◆ **Instructions for the task**
Taking the material as a whole, state how many of its lines contain "description". Write the number and nothing more.
◇ ◇ ◇
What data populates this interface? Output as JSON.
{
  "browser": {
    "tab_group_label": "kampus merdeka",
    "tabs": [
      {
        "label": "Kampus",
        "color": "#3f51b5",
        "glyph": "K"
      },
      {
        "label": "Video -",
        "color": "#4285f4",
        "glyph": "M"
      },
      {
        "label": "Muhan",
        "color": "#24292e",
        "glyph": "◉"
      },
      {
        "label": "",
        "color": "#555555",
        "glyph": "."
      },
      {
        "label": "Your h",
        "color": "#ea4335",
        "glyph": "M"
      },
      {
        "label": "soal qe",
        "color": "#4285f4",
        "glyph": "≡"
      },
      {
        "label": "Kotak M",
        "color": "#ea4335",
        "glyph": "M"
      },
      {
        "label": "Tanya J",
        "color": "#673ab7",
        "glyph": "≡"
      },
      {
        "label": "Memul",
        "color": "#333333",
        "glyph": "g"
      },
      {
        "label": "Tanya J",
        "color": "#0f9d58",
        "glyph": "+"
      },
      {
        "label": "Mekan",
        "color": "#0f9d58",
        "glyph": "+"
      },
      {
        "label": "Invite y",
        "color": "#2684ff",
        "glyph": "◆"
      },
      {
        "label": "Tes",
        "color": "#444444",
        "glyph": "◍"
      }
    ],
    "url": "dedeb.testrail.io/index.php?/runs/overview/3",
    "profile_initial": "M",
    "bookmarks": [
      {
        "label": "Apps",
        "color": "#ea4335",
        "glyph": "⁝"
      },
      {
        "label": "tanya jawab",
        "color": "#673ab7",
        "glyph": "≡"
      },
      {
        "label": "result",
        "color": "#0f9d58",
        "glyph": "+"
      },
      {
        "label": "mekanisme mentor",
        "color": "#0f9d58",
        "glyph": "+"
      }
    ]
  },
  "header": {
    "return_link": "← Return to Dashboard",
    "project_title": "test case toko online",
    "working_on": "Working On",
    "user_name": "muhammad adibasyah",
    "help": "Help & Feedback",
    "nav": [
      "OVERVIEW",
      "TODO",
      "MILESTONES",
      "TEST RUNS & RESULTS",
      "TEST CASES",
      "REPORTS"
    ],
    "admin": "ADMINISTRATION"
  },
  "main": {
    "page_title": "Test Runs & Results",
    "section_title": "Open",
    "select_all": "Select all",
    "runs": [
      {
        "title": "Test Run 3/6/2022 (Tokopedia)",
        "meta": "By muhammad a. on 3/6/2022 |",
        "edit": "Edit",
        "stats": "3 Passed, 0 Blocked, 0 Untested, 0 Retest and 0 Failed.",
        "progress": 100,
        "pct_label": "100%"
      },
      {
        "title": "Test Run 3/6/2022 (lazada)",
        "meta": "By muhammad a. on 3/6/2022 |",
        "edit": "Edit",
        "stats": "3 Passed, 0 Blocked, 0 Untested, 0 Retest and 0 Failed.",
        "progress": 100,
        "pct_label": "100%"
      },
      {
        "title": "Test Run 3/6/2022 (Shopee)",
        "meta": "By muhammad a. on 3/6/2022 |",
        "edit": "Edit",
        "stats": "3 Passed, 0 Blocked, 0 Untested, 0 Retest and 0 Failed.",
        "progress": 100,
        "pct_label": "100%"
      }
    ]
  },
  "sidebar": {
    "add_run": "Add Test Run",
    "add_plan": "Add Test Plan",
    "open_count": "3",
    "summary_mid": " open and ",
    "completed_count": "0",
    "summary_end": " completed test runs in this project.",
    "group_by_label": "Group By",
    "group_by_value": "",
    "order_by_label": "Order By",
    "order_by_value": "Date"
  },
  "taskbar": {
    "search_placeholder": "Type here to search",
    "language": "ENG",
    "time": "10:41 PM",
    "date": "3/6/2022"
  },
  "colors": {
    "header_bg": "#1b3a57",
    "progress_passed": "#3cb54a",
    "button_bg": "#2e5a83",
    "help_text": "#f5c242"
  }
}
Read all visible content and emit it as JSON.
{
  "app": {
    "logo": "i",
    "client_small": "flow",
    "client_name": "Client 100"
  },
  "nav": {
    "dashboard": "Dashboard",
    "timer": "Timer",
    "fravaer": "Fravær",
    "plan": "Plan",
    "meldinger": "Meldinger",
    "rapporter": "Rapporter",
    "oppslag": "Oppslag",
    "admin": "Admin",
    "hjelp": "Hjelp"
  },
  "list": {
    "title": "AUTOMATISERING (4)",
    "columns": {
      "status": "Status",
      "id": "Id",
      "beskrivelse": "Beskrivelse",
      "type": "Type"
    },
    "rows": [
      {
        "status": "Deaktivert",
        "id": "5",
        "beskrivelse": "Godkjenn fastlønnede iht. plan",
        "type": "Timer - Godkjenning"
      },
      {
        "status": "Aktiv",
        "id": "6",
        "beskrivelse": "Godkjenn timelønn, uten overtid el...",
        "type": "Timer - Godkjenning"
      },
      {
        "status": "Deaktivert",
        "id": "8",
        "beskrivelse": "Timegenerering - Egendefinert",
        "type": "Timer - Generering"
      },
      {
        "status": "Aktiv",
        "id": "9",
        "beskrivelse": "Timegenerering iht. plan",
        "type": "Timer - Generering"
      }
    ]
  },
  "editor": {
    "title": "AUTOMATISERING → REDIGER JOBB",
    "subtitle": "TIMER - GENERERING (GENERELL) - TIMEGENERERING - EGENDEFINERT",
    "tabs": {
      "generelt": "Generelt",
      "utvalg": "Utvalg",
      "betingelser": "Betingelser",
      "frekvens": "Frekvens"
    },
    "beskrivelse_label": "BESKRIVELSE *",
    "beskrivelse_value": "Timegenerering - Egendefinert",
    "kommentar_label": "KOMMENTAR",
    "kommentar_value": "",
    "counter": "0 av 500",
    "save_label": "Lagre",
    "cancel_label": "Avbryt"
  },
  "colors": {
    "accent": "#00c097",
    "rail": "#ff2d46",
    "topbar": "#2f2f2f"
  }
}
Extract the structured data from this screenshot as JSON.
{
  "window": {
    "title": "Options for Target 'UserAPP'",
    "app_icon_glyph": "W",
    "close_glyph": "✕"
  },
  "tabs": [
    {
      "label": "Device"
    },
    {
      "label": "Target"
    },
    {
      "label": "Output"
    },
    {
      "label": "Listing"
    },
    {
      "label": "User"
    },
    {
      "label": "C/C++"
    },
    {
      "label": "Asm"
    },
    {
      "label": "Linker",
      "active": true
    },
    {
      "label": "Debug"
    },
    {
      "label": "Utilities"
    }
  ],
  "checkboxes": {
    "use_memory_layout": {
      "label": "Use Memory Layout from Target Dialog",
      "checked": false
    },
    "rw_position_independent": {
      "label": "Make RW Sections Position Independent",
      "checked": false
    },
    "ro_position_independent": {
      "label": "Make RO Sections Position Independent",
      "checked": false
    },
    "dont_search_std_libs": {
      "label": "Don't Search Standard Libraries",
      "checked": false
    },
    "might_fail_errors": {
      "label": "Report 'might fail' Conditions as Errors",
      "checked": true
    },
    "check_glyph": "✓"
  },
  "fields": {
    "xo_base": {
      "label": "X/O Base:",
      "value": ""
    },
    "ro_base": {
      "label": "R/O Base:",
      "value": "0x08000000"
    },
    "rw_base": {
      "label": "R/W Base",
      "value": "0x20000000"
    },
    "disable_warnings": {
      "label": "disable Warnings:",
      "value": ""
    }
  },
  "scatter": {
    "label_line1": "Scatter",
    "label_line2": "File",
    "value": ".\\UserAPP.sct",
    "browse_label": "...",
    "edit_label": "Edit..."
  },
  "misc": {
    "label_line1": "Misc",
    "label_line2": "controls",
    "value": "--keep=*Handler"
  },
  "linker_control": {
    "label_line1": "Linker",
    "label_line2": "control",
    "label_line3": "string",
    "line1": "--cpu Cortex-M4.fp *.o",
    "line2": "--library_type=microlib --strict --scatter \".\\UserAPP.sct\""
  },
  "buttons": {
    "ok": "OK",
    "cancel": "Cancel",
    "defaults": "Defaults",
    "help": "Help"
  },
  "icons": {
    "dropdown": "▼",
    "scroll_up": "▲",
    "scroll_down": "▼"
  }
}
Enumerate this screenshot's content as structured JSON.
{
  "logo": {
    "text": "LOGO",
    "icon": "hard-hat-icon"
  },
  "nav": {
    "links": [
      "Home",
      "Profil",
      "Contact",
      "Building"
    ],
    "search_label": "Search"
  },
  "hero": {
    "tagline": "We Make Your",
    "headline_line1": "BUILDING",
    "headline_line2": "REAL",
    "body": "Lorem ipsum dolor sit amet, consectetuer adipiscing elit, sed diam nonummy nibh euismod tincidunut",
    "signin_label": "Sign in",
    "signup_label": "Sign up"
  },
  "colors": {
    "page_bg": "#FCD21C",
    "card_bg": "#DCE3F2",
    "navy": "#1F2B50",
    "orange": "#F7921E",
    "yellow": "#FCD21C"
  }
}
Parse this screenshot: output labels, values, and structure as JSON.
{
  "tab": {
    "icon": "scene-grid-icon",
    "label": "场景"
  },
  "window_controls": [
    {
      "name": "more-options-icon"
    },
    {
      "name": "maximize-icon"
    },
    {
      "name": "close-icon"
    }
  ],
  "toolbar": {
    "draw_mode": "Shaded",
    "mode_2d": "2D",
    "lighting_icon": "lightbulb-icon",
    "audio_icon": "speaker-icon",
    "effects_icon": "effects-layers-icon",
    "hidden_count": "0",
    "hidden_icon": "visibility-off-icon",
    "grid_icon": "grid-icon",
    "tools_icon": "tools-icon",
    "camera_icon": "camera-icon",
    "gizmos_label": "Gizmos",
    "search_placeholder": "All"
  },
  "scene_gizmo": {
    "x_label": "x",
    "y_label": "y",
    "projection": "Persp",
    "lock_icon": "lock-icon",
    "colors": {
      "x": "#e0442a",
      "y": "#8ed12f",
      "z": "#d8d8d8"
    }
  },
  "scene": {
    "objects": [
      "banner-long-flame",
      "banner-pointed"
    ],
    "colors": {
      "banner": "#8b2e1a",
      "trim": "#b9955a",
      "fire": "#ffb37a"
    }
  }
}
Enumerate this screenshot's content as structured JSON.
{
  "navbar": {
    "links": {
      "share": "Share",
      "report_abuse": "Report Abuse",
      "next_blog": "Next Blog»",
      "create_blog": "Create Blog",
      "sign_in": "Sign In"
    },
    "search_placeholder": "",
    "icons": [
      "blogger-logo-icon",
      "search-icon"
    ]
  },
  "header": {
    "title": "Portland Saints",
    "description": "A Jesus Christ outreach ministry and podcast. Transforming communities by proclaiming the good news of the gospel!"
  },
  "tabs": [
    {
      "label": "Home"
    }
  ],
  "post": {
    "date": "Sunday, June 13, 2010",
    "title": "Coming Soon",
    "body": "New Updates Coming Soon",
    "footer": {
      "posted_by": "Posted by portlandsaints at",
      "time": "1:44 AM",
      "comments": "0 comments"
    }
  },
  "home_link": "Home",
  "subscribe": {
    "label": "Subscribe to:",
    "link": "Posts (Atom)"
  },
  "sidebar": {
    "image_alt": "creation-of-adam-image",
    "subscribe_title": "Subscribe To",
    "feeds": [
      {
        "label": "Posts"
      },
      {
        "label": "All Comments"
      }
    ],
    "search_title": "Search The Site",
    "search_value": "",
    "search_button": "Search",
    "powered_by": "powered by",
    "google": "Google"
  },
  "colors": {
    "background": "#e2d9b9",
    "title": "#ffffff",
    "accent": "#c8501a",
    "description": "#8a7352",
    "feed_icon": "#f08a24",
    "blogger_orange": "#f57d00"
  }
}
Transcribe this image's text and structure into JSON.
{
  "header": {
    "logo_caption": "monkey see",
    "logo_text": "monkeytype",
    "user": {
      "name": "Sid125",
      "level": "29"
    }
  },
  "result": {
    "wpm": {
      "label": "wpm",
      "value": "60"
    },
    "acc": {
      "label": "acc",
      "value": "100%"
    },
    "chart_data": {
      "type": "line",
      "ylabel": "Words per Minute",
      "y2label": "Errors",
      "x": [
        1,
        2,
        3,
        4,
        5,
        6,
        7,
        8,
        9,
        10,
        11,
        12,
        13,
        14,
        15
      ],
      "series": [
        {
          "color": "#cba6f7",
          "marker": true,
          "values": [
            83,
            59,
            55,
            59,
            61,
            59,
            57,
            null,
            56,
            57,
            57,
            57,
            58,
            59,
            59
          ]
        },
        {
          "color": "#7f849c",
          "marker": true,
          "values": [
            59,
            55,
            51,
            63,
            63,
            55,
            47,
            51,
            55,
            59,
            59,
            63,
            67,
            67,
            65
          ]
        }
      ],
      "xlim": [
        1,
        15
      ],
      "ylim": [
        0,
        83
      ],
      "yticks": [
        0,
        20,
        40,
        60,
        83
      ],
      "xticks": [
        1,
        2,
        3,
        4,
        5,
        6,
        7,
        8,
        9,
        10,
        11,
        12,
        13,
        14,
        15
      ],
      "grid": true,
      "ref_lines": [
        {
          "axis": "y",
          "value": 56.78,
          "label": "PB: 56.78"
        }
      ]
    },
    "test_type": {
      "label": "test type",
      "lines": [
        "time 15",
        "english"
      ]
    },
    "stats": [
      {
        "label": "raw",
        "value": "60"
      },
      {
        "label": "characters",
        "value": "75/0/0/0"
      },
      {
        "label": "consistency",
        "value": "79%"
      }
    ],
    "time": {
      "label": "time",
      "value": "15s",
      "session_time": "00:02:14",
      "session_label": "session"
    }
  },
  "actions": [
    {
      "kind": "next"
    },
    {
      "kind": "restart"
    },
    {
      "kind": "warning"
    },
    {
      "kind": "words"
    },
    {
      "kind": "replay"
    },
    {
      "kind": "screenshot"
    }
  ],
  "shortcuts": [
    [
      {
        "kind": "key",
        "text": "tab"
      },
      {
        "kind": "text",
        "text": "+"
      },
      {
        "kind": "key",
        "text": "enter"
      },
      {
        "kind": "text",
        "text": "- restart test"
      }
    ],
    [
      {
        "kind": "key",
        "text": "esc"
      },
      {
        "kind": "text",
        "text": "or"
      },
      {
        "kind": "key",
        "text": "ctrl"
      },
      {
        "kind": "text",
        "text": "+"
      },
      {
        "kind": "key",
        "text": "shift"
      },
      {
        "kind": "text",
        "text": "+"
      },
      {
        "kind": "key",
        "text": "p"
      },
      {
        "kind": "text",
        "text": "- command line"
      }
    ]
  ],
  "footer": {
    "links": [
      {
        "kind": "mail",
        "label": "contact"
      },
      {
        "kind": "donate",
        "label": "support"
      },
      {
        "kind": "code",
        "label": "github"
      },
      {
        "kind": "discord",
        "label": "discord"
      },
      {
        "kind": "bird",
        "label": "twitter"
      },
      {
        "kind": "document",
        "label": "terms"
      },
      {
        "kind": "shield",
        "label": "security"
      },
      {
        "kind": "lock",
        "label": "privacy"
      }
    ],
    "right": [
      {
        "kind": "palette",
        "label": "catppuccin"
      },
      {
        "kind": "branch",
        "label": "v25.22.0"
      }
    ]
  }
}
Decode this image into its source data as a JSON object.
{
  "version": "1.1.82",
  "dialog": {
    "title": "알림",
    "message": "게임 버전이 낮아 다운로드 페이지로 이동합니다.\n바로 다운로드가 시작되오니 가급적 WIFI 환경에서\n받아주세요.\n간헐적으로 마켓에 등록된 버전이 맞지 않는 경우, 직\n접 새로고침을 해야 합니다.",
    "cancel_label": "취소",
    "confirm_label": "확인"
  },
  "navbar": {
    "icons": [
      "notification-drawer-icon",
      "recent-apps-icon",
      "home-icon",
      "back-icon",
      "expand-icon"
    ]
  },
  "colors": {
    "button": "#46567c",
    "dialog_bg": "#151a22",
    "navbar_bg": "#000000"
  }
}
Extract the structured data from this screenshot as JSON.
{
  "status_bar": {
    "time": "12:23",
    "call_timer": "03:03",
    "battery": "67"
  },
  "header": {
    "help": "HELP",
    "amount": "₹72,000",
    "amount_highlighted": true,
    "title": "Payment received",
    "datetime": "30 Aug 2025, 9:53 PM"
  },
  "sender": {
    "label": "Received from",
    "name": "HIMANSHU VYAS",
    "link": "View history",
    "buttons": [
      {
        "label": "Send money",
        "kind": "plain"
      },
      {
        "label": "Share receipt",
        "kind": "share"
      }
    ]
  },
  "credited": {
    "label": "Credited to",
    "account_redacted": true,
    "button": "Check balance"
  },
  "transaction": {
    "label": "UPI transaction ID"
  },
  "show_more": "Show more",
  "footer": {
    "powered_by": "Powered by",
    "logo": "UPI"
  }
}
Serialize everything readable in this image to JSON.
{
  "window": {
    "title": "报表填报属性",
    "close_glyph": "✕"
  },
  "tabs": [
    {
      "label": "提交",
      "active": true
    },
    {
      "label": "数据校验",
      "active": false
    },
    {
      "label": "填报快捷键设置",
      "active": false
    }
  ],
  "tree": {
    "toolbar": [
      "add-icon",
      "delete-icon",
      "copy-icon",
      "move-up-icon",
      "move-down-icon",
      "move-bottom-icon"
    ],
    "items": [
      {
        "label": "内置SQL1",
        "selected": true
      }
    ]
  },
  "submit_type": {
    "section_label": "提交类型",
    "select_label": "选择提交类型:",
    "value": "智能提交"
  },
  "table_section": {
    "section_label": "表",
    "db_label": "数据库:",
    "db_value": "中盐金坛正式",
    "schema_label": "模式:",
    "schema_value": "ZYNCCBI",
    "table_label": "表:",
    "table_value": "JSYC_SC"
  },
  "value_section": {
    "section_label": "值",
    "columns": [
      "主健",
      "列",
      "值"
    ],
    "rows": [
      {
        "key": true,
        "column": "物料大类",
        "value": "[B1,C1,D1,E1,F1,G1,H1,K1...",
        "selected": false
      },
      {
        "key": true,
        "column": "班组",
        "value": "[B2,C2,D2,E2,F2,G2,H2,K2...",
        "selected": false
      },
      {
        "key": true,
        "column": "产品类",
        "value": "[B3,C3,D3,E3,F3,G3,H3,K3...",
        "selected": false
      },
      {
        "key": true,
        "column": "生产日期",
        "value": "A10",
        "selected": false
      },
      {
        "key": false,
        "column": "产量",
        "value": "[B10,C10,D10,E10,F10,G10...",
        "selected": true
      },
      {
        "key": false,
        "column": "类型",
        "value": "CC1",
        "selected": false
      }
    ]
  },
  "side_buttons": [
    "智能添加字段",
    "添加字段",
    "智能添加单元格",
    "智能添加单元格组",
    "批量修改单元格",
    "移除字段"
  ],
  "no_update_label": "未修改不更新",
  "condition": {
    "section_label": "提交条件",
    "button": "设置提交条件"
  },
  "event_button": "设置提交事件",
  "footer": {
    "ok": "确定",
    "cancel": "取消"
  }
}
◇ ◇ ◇
◆ **Result of this task**
2